Aideen Cooney Remembered
Aideen Cooney was a nurse and an FNF Scholar. In December 2023 we heard the very sad news, from her husband Peter, that Aideen had passed away in May 2023. Peter described how ‘she was delighted and honoured by the recognition from FNF’ and that ‘being present at the Westminster Abbey ceremony was one of the most joyous moments of Aideen’s life’. You can read about her nursing career in the obituary below. It is clear she touched the lives of many and we are proud to have got to know Aideen through her Scholarship.
A native of O’Callaghan’s Mills, County Clare in Ireland’s rural south-west, Aideen Cooney completed her registration as a general nurse at St. John’s Hospital Limerick in 1984. Her interests in midwifery led her to Stobhill Maternity Unit in Glasgow where she became a registered midwife in November 1985. Aideen’s first-hand experience in Glasgow of social and material deprivation caused her to be a tireless proponent for the rights of the marginalised and the disadvantaged.
On leaving Scotland in January 1987, Aideen travelled to Australia to take up the position of registered sister / associate charge nurse in Acute Medicine and Emergency Medicine at St. Vincent’s Hospital in Melbourne. In May 1988, she moved to Ealing Maternity Unit, holding the position of Staff Midwife until October 1990.
In the early 1990s, Aideen moved to frontline community work with marginalised communities in the English Midlands, where her roles included assisting in a day-care centre for community psychiatric clients, teaching English as a second language in an Asian Women’s Centre, running a children’s play scheme, being a prison visitor, and delivering pastoral care in an AIDS Unit. Those experiences honed her skills as an empathetic team-leader and conscientious team-member.
Aideen returned to Ealing Maternity Unit as a Staff Midwife in September 1993. Her career took a new turn at this juncture: she began working in the community as a Health Visitor from September 1995 and received her BSc in Community Health in 1996. After graduation, Aideen moved to Germany where she worked among the British expatriate community in a role that combined her two great skills, namely, midwifery and health visiting. She later told me that this period was the happiest of her professional life.

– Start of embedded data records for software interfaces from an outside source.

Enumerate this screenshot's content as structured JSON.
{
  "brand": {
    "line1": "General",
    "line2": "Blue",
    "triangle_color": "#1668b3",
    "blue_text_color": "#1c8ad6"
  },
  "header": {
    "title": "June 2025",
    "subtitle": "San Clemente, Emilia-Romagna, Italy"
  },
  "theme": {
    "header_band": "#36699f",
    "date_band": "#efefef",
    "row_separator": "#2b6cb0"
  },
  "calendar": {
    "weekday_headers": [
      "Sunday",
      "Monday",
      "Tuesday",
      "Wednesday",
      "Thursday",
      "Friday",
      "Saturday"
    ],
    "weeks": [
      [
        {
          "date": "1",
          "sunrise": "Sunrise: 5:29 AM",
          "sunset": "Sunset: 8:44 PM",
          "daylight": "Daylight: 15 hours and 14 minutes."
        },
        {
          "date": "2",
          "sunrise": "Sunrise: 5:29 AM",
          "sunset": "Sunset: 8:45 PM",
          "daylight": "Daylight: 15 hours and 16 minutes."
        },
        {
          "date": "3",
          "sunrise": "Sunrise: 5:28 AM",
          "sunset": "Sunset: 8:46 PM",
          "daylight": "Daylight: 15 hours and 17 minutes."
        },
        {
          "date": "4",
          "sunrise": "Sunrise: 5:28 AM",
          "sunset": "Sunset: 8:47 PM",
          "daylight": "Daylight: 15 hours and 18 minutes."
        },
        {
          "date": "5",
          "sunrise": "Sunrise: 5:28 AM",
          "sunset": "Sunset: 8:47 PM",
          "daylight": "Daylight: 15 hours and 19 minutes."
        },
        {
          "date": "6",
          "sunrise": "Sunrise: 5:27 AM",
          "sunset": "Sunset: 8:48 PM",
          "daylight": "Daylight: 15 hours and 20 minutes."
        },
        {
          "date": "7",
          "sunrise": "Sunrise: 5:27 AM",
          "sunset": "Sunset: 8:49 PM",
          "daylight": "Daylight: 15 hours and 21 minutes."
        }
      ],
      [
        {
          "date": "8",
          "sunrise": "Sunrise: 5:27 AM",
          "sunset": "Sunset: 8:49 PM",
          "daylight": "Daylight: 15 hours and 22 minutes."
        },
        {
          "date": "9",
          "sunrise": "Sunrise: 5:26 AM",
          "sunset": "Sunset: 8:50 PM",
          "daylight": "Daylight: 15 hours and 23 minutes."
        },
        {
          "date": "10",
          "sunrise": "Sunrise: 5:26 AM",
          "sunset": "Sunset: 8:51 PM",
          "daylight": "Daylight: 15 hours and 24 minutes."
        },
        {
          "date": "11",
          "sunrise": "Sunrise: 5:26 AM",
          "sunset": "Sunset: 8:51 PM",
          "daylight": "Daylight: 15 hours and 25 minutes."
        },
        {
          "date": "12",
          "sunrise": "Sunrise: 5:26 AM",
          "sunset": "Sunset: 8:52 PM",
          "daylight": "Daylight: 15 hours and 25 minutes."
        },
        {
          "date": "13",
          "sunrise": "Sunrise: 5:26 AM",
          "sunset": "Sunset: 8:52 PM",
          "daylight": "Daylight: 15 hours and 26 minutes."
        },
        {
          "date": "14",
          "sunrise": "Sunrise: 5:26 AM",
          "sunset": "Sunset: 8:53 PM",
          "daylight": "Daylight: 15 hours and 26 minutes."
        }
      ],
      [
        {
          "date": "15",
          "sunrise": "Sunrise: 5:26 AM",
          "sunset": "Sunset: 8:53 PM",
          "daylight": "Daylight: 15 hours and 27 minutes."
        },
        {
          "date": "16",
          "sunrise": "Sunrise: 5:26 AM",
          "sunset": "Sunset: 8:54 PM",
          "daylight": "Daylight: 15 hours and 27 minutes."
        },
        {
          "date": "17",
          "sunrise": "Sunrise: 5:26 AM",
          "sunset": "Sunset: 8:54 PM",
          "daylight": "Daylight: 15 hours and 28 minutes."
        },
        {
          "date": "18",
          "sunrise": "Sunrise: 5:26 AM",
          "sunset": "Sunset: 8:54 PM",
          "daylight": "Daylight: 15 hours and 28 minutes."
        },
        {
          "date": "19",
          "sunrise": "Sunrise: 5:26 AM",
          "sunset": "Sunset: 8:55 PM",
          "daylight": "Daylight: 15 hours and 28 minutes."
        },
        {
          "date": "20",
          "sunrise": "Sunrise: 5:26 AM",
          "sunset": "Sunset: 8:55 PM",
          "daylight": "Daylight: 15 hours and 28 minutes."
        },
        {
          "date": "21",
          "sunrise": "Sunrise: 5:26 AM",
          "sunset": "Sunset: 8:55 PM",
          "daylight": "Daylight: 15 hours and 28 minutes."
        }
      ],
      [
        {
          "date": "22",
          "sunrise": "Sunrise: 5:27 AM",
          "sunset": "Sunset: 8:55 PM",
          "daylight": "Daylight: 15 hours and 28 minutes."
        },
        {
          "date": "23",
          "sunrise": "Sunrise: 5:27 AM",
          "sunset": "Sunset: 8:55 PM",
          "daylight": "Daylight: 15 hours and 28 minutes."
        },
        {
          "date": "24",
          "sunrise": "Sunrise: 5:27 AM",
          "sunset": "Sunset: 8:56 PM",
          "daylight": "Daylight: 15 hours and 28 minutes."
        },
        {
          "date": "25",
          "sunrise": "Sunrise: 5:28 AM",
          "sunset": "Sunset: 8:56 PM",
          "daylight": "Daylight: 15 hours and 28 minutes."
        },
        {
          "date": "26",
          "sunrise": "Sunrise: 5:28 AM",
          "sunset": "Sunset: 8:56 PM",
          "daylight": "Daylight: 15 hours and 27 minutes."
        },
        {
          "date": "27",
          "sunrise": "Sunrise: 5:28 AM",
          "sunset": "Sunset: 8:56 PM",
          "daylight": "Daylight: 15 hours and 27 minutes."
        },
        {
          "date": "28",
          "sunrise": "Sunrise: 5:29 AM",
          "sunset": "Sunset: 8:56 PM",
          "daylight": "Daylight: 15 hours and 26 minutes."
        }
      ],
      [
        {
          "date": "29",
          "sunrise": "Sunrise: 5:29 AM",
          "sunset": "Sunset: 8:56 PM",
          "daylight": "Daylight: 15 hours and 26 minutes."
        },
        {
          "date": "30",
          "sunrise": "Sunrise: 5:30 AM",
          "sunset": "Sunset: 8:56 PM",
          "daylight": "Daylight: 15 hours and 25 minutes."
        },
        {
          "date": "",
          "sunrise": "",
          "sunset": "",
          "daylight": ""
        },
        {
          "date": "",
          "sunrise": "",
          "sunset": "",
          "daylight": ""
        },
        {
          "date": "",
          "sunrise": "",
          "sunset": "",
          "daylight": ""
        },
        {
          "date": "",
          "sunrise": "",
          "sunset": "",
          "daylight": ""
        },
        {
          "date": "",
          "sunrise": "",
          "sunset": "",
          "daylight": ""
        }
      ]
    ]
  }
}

March 2001 marked the beginning of Aideen’s tenure as a Health Visitor in the Women and Children’s Directorate of the Western Health and Social Care Trust, which is responsible for the provision of social and health care within the western part of Northern Ireland. Initially, she found herself working within Omagh Town just over two and a half years after the Omagh Bomb, the worst single atrocity of the Northern Ireland ‘Troubles’. Within a short period of time, Aideen took responsibility for a sizeable rural caseload in the Sperrin Mountains district of County Tyrone. At one point, she estimated that her caseload comprised about 300 children, linking her to three medical centres. She took a lead role in empowering parents and children by maintaining links with mother and toddler groups and by providing infant massage and rhythm and rhyme programmes in this disadvantaged, sprawling rural district.

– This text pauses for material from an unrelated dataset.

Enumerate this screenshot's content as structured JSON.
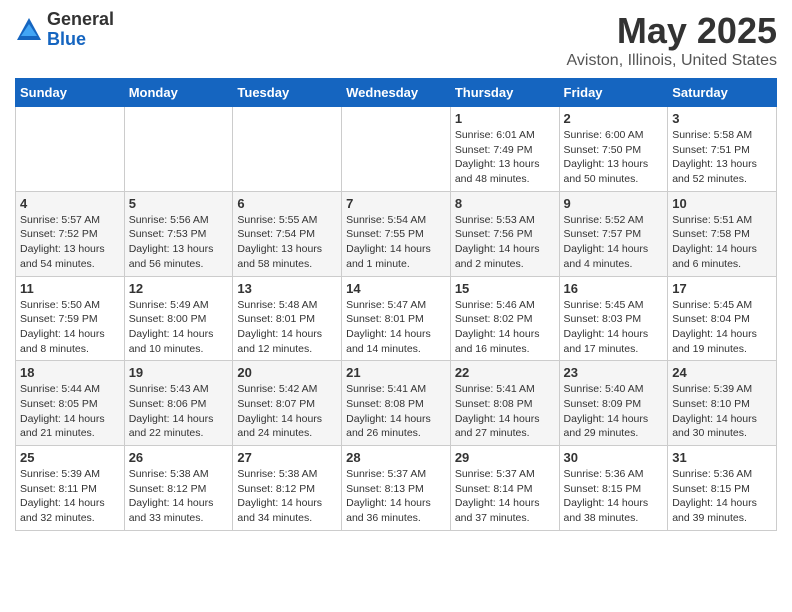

During the following years, Aideen fine-tuned her knowledge of specific areas of women’s and children’s health by studying for certificates and diplomas in sexual health, cognitive behaviour therapy and primary care coronary heart disease. From about 2015, however, her interests began focusing on children’s nutrition, sleep patterns and mental health, leading her to embark upon an MSc in Infant Mental Health and Early Years Development. At the core of this work was her interest in brain development, the establishment of emotional security and a sense of self through the creation of memories etc. On completion of her MSc, Aideen was assigned the role of Specialist Health Visitor in Infant Mental Health in the Western Trust.
In April 2019, Aideen received a Travel Scholarship from the Florence Nightingale Foundation that enabled her to travel to Toronto. At the University of Toronto, she participated with her usual enthusiasm in its ‘Watch, Wait and Wonder Programme’ before attending the Sleep Clinic for several days at Toronto’s Hospital for Sick Children (The Sick Kids Hospital).
Very shortly after her return from Canada in mid-May 2019, preliminary tests indicated that Aideen was suffering from an exceptionally rare soft-tissue sarcoma. We were informed that metastasis of this cancer would probably be fatal. Despite her deteriorating health and her resignation as a Health Visitor on 31 August 2021, Aideen’s commitment to children’s and mother’s health remained undimmed. Equipped with her lap-top, she completed from her sick-bed a module of the RAMSR (Rhythm and Movement for Self-Regulation) course at the Centre for Child and Family Studies at Queensland University of Technology. Our nieces formed the focus of her studies.
Aideen Cooney succumbed to Leiomyosarcoma on 30 May 2023 in her own home surrounded by her family on a wonderfully sunny day as the leaf-laden branches brushed against our bedroom window.
(Dr) Peter Smith